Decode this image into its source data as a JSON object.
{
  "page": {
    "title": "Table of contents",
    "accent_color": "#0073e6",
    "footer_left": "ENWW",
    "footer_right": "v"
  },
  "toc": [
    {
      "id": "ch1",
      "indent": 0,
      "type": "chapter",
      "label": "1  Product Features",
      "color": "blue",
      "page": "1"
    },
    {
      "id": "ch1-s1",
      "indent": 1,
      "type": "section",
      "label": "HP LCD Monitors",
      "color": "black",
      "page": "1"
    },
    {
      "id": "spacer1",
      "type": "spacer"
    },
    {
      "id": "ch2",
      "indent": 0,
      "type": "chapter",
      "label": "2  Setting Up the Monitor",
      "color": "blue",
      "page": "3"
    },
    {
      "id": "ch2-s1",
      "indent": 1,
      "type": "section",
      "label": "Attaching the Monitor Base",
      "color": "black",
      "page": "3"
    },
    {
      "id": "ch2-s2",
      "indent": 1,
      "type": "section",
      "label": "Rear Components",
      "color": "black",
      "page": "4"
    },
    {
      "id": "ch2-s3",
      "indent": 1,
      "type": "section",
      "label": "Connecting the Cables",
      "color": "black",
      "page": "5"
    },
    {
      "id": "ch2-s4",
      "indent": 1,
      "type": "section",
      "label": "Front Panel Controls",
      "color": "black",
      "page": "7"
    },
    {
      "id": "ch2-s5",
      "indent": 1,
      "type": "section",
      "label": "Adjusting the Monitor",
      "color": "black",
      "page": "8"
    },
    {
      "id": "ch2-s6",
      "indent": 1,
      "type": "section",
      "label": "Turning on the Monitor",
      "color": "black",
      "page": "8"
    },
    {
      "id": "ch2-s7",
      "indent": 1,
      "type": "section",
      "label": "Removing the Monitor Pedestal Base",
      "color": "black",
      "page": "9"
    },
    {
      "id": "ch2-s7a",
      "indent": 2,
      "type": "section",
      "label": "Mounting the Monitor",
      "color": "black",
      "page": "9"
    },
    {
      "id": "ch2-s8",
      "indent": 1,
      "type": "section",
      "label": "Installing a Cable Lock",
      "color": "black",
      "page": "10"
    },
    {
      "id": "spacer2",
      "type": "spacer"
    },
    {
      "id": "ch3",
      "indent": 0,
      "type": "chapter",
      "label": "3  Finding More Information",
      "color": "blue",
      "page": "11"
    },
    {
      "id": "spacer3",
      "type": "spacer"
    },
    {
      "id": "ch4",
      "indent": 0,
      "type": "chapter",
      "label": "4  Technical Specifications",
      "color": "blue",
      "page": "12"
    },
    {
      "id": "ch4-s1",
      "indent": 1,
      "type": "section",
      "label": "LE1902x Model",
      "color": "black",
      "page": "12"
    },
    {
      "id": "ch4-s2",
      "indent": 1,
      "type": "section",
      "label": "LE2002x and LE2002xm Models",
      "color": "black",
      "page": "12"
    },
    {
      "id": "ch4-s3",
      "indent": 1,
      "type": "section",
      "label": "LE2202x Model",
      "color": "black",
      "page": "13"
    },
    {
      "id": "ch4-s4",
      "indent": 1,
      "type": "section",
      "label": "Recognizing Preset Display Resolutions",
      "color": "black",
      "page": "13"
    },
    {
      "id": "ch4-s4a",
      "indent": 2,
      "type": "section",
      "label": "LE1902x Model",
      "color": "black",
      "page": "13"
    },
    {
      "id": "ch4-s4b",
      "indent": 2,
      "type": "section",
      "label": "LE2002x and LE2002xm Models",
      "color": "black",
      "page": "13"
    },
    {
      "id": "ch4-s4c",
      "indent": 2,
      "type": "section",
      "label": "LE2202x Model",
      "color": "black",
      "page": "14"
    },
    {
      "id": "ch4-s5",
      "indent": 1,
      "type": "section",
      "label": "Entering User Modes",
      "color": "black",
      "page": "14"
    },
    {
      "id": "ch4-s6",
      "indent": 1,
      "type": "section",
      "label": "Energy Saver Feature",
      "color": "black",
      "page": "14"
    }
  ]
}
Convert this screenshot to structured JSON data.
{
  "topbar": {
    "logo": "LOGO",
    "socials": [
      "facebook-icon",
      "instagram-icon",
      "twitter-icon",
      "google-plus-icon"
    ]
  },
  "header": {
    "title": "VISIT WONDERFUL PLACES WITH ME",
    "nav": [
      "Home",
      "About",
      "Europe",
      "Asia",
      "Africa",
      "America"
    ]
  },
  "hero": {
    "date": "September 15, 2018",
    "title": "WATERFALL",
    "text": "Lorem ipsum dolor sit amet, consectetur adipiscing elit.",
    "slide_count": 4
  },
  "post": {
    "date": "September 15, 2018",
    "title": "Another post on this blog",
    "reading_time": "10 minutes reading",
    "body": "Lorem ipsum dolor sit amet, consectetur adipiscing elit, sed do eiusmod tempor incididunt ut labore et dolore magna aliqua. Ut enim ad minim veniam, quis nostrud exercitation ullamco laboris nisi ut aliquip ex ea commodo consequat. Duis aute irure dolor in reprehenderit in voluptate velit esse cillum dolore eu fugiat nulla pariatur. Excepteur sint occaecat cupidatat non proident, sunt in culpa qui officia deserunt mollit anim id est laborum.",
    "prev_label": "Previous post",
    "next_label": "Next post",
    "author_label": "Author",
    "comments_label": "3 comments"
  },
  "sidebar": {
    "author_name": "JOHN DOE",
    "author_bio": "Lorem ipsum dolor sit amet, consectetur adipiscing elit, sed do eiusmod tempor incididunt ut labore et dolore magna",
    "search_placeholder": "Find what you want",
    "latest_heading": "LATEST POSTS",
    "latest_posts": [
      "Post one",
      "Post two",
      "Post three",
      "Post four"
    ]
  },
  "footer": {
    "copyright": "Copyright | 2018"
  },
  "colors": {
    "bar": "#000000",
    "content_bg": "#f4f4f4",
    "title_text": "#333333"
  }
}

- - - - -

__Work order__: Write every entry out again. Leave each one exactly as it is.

__Your solution__:
Decode this image into its source data as a JSON object.
{
  "page": {
    "title": "Table of contents",
    "accent_color": "#0073e6",
    "footer_left": "ENWW",
    "footer_right": "v"
  },
  "toc": [
    {
      "id": "ch1",
      "indent": 0,
      "type": "chapter",
      "label": "1  Product Features",
      "color": "blue",
      "page": "1"
    },
    {
      "id": "ch1-s1",
      "indent": 1,
      "type": "section",
      "label": "HP LCD Monitors",
      "color": "black",
      "page": "1"
    },
    {
      "id": "spacer1",
      "type": "spacer"
    },
    {
      "id": "ch2",
      "indent": 0,
      "type": "chapter",
      "label": "2  Setting Up the Monitor",
      "color": "blue",
      "page": "3"
    },
    {
      "id": "ch2-s1",
      "indent": 1,
      "type": "section",
      "label": "Attaching the Monitor Base",
      "color": "black",
      "page": "3"
    },
    {
      "id": "ch2-s2",
      "indent": 1,
      "type": "section",
      "label": "Rear Components",
      "color": "black",
      "page": "4"
    },
    {
      "id": "ch2-s3",
      "indent": 1,
      "type": "section",
      "label": "Connecting the Cables",
      "color": "black",
      "page": "5"
    },
    {
      "id": "ch2-s4",
      "indent": 1,
      "type": "section",
      "label": "Front Panel Controls",
      "color": "black",
      "page": "7"
    },
    {
      "id": "ch2-s5",
      "indent": 1,
      "type": "section",
      "label": "Adjusting the Monitor",
      "color": "black",
      "page": "8"
    },
    {
      "id": "ch2-s6",
      "indent": 1,
      "type": "section",
      "label": "Turning on the Monitor",
      "color": "black",
      "page": "8"
    },
    {
      "id": "ch2-s7",
      "indent": 1,
      "type": "section",
      "label": "Removing the Monitor Pedestal Base",
      "color": "black",
      "page": "9"
    },
    {
      "id": "ch2-s7a",
      "indent": 2,
      "type": "section",
      "label": "Mounting the Monitor",
      "color": "black",
      "page": "9"
    },
    {
      "id": "ch2-s8",
      "indent": 1,
      "type": "section",
      "label": "Installing a Cable Lock",
      "color": "black",
      "page": "10"
    },
    {
      "id": "spacer2",
      "type": "spacer"
    },
    {
      "id": "ch3",
      "indent": 0,
      "type": "chapter",
      "label": "3  Finding More Information",
      "color": "blue",
      "page": "11"
    },
    {
      "id": "spacer3",
      "type": "spacer"
    },
    {
      "id": "ch4",
      "indent": 0,
      "type": "chapter",
      "label": "4  Technical Specifications",
      "color": "blue",
      "page": "12"
    },
    {
      "id": "ch4-s1",
      "indent": 1,
      "type": "section",
      "label": "LE1902x Model",
      "color": "black",
      "page": "12"
    },
    {
      "id": "ch4-s2",
      "indent": 1,
      "type": "section",
      "label": "LE2002x and LE2002xm Models",
      "color": "black",
      "page": "12"
    },
    {
      "id": "ch4-s3",
      "indent": 1,
      "type": "section",
      "label": "LE2202x Model",
      "color": "black",
      "page": "13"
    },
    {
      "id": "ch4-s4",
      "indent": 1,
      "type": "section",
      "label": "Recognizing Preset Display Resolutions",
      "color": "black",
      "page": "13"
    },
    {
      "id": "ch4-s4a",
      "indent": 2,
      "type": "section",
      "label": "LE1902x Model",
      "color": "black",
      "page": "13"
    },
    {
      "id": "ch4-s4b",
      "indent": 2,
      "type": "section",
      "label": "LE2002x and LE2002xm Models",
      "color": "black",
      "page": "13"
    },
    {
      "id": "ch4-s4c",
      "indent": 2,
      "type": "section",
      "label": "LE2202x Model",
      "color": "black",
      "page": "14"
    },
    {
      "id": "ch4-s5",
      "indent": 1,
      "type": "section",
      "label": "Entering User Modes",
      "color": "black",
      "page": "14"
    },
    {
      "id": "ch4-s6",
      "indent": 1,
      "type": "section",
      "label": "Energy Saver Feature",
      "color": "black",
      "page": "14"
    }
  ]
}
Convert this screenshot to structured JSON data.
{
  "topbar": {
    "logo": "LOGO",
    "socials": [
      "facebook-icon",
      "instagram-icon",
      "twitter-icon",
      "google-plus-icon"
    ]
  },
  "header": {
    "title": "VISIT WONDERFUL PLACES WITH ME",
    "nav": [
      "Home",
      "About",
      "Europe",
      "Asia",
      "Africa",
      "America"
    ]
  },
  "hero": {
    "date": "September 15, 2018",
    "title": "WATERFALL",
    "text": "Lorem ipsum dolor sit amet, consectetur adipiscing elit.",
    "slide_count": 4
  },
  "post": {
    "date": "September 15, 2018",
    "title": "Another post on this blog",
    "reading_time": "10 minutes reading",
    "body": "Lorem ipsum dolor sit amet, consectetur adipiscing elit, sed do eiusmod tempor incididunt ut labore et dolore magna aliqua. Ut enim ad minim veniam, quis nostrud exercitation ullamco laboris nisi ut aliquip ex ea commodo consequat. Duis aute irure dolor in reprehenderit in voluptate velit esse cillum dolore eu fugiat nulla pariatur. Excepteur sint occaecat cupidatat non proident, sunt in culpa qui officia deserunt mollit anim id est laborum.",
    "prev_label": "Previous post",
    "next_label": "Next post",
    "author_label": "Author",
    "comments_label": "3 comments"
  },
  "sidebar": {
    "author_name": "JOHN DOE",
    "author_bio": "Lorem ipsum dolor sit amet, consectetur adipiscing elit, sed do eiusmod tempor incididunt ut labore et dolore magna",
    "search_placeholder": "Find what you want",
    "latest_heading": "LATEST POSTS",
    "latest_posts": [
      "Post one",
      "Post two",
      "Post three",
      "Post four"
    ]
  },
  "footer": {
    "copyright": "Copyright | 2018"
  },
  "colors": {
    "bar": "#000000",
    "content_bg": "#f4f4f4",
    "title_text": "#333333"
  }
}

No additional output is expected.